All of the data must be returned exactly as given.

_Data provided_.
┄┄┄┄┄┄

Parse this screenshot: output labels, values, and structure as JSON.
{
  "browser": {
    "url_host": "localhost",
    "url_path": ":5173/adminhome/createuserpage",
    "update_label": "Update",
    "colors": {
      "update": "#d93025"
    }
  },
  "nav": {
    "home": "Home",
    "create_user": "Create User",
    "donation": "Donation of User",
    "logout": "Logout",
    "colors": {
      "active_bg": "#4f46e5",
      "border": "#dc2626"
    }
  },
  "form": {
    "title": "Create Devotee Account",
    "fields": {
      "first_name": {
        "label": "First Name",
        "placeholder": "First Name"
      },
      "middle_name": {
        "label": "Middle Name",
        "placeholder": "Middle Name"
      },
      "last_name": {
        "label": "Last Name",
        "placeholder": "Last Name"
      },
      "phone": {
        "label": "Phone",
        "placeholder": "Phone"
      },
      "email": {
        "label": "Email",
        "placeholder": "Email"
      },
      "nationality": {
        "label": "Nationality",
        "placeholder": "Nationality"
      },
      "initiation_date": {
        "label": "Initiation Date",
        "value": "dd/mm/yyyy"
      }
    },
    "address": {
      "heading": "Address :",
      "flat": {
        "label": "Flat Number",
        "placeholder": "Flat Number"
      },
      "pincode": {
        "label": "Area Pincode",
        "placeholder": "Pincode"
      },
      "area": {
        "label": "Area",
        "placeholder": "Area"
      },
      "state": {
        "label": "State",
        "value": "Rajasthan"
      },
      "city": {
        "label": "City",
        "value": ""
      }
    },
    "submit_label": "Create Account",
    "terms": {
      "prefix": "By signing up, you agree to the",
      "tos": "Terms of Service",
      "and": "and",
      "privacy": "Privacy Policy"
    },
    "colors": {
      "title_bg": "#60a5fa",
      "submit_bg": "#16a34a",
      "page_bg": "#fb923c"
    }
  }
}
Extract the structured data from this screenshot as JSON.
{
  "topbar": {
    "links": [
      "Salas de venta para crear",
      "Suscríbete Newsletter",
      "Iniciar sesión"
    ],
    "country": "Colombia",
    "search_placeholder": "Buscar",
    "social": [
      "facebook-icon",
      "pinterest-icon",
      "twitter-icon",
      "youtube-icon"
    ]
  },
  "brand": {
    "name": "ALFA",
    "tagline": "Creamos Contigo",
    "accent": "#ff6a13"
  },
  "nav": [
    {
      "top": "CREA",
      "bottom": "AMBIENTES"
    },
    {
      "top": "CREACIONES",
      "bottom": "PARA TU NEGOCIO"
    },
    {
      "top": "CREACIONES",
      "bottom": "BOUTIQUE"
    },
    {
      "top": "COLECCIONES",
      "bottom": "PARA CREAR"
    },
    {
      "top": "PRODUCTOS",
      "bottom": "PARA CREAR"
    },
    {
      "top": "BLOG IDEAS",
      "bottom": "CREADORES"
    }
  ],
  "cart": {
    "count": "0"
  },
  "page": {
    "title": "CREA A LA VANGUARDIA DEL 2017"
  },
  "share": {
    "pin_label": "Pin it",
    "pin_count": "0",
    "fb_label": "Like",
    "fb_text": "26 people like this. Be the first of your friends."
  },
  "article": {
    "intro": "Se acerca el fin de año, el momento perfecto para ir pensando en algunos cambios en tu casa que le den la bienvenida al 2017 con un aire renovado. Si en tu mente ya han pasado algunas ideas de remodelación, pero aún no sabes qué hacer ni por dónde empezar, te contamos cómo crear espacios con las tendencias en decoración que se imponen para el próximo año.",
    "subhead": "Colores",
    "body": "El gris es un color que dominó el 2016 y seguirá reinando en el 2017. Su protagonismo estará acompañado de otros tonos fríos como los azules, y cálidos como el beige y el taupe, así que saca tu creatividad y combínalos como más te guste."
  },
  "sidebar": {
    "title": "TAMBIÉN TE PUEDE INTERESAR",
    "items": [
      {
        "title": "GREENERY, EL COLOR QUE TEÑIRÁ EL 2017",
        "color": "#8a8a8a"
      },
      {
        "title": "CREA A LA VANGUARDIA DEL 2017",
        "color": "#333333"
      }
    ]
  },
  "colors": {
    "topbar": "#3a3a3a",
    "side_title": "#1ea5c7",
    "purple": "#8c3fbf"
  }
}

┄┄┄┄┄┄

_Task output_.
Parse this screenshot: output labels, values, and structure as JSON.
{
  "browser": {
    "url_host": "localhost",
    "url_path": ":5173/adminhome/createuserpage",
    "update_label": "Update",
    "colors": {
      "update": "#d93025"
    }
  },
  "nav": {
    "home": "Home",
    "create_user": "Create User",
    "donation": "Donation of User",
    "logout": "Logout",
    "colors": {
      "active_bg": "#4f46e5",
      "border": "#dc2626"
    }
  },
  "form": {
    "title": "Create Devotee Account",
    "fields": {
      "first_name": {
        "label": "First Name",
        "placeholder": "First Name"
      },
      "middle_name": {
        "label": "Middle Name",
        "placeholder": "Middle Name"
      },
      "last_name": {
        "label": "Last Name",
        "placeholder": "Last Name"
      },
      "phone": {
        "label": "Phone",
        "placeholder": "Phone"
      },
      "email": {
        "label": "Email",
        "placeholder": "Email"
      },
      "nationality": {
        "label": "Nationality",
        "placeholder": "Nationality"
      },
      "initiation_date": {
        "label": "Initiation Date",
        "value": "dd/mm/yyyy"
      }
    },
    "address": {
      "heading": "Address :",
      "flat": {
        "label": "Flat Number",
        "placeholder": "Flat Number"
      },
      "pincode": {
        "label": "Area Pincode",
        "placeholder": "Pincode"
      },
      "area": {
        "label": "Area",
        "placeholder": "Area"
      },
      "state": {
        "label": "State",
        "value": "Rajasthan"
      },
      "city": {
        "label": "City",
        "value": ""
      }
    },
    "submit_label": "Create Account",
    "terms": {
      "prefix": "By signing up, you agree to the",
      "tos": "Terms of Service",
      "and": "and",
      "privacy": "Privacy Policy"
    },
    "colors": {
      "title_bg": "#60a5fa",
      "submit_bg": "#16a34a",
      "page_bg": "#fb923c"
    }
  }
}
Extract the structured data from this screenshot as JSON.
{
  "topbar": {
    "links": [
      "Salas de venta para crear",
      "Suscríbete Newsletter",
      "Iniciar sesión"
    ],
    "country": "Colombia",
    "search_placeholder": "Buscar",
    "social": [
      "facebook-icon",
      "pinterest-icon",
      "twitter-icon",
      "youtube-icon"
    ]
  },
  "brand": {
    "name": "ALFA",
    "tagline": "Creamos Contigo",
    "accent": "#ff6a13"
  },
  "nav": [
    {
      "top": "CREA",
      "bottom": "AMBIENTES"
    },
    {
      "top": "CREACIONES",
      "bottom": "PARA TU NEGOCIO"
    },
    {
      "top": "CREACIONES",
      "bottom": "BOUTIQUE"
    },
    {
      "top": "COLECCIONES",
      "bottom": "PARA CREAR"
    },
    {
      "top": "PRODUCTOS",
      "bottom": "PARA CREAR"
    },
    {
      "top": "BLOG IDEAS",
      "bottom": "CREADORES"
    }
  ],
  "cart": {
    "count": "0"
  },
  "page": {
    "title": "CREA A LA VANGUARDIA DEL 2017"
  },
  "share": {
    "pin_label": "Pin it",
    "pin_count": "0",
    "fb_label": "Like",
    "fb_text": "26 people like this. Be the first of your friends."
  },
  "article": {
    "intro": "Se acerca el fin de año, el momento perfecto para ir pensando en algunos cambios en tu casa que le den la bienvenida al 2017 con un aire renovado. Si en tu mente ya han pasado algunas ideas de remodelación, pero aún no sabes qué hacer ni por dónde empezar, te contamos cómo crear espacios con las tendencias en decoración que se imponen para el próximo año.",
    "subhead": "Colores",
    "body": "El gris es un color que dominó el 2016 y seguirá reinando en el 2017. Su protagonismo estará acompañado de otros tonos fríos como los azules, y cálidos como el beige y el taupe, así que saca tu creatividad y combínalos como más te guste."
  },
  "sidebar": {
    "title": "TAMBIÉN TE PUEDE INTERESAR",
    "items": [
      {
        "title": "GREENERY, EL COLOR QUE TEÑIRÁ EL 2017",
        "color": "#8a8a8a"
      },
      {
        "title": "CREA A LA VANGUARDIA DEL 2017",
        "color": "#333333"
      }
    ]
  },
  "colors": {
    "topbar": "#3a3a3a",
    "side_title": "#1ea5c7",
    "purple": "#8c3fbf"
  }
}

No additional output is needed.